• _MATERIAL PROVIDED_:
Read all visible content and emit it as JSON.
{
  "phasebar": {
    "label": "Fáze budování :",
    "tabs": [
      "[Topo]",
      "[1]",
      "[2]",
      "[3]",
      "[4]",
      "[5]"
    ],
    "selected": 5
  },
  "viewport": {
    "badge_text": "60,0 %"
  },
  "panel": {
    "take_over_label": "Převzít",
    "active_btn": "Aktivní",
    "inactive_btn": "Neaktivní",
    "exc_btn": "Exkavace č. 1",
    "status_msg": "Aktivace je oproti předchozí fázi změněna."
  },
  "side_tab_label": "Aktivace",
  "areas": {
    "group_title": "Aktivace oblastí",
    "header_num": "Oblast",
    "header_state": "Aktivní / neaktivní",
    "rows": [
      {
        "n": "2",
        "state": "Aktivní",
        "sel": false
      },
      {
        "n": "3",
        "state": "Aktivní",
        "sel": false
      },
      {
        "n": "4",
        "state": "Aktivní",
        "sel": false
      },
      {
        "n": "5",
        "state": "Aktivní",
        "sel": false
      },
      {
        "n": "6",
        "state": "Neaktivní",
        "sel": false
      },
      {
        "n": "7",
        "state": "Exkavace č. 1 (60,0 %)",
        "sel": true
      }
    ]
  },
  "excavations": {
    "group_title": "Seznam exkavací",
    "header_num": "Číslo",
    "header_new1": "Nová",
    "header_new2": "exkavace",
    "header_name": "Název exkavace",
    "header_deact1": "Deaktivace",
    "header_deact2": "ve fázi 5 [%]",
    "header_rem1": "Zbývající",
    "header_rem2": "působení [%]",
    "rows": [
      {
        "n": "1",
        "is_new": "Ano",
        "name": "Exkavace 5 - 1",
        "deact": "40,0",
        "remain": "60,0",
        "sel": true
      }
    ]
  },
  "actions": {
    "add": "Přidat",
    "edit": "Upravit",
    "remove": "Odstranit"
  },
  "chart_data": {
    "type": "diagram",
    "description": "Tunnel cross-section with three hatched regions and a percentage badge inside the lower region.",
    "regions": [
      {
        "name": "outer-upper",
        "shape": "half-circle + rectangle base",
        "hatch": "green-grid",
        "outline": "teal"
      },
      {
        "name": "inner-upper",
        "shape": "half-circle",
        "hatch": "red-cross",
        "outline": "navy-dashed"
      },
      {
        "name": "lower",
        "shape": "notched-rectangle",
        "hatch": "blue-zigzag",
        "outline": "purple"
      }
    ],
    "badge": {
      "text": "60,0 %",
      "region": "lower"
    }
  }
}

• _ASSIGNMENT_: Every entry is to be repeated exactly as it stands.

• _TASK RESULT_:
Read all visible content and emit it as JSON.
{
  "phasebar": {
    "label": "Fáze budování :",
    "tabs": [
      "[Topo]",
      "[1]",
      "[2]",
      "[3]",
      "[4]",
      "[5]"
    ],
    "selected": 5
  },
  "viewport": {
    "badge_text": "60,0 %"
  },
  "panel": {
    "take_over_label": "Převzít",
    "active_btn": "Aktivní",
    "inactive_btn": "Neaktivní",
    "exc_btn": "Exkavace č. 1",
    "status_msg": "Aktivace je oproti předchozí fázi změněna."
  },
  "side_tab_label": "Aktivace",
  "areas": {
    "group_title": "Aktivace oblastí",
    "header_num": "Oblast",
    "header_state": "Aktivní / neaktivní",
    "rows": [
      {
        "n": "2",
        "state": "Aktivní",
        "sel": false
      },
      {
        "n": "3",
        "state": "Aktivní",
        "sel": false
      },
      {
        "n": "4",
        "state": "Aktivní",
        "sel": false
      },
      {
        "n": "5",
        "state": "Aktivní",
        "sel": false
      },
      {
        "n": "6",
        "state": "Neaktivní",
        "sel": false
      },
      {
        "n": "7",
        "state": "Exkavace č. 1 (60,0 %)",
        "sel": true
      }
    ]
  },
  "excavations": {
    "group_title": "Seznam exkavací",
    "header_num": "Číslo",
    "header_new1": "Nová",
    "header_new2": "exkavace",
    "header_name": "Název exkavace",
    "header_deact1": "Deaktivace",
    "header_deact2": "ve fázi 5 [%]",
    "header_rem1": "Zbývající",
    "header_rem2": "působení [%]",
    "rows": [
      {
        "n": "1",
        "is_new": "Ano",
        "name": "Exkavace 5 - 1",
        "deact": "40,0",
        "remain": "60,0",
        "sel": true
      }
    ]
  },
  "actions": {
    "add": "Přidat",
    "edit": "Upravit",
    "remove": "Odstranit"
  },
  "chart_data": {
    "type": "diagram",
    "description": "Tunnel cross-section with three hatched regions and a percentage badge inside the lower region.",
    "regions": [
      {
        "name": "outer-upper",
        "shape": "half-circle + rectangle base",
        "hatch": "green-grid",
        "outline": "teal"
      },
      {
        "name": "inner-upper",
        "shape": "half-circle",
        "hatch": "red-cross",
        "outline": "navy-dashed"
      },
      {
        "name": "lower",
        "shape": "notched-rectangle",
        "hatch": "blue-zigzag",
        "outline": "purple"
      }
    ],
    "badge": {
      "text": "60,0 %",
      "region": "lower"
    }
  }
}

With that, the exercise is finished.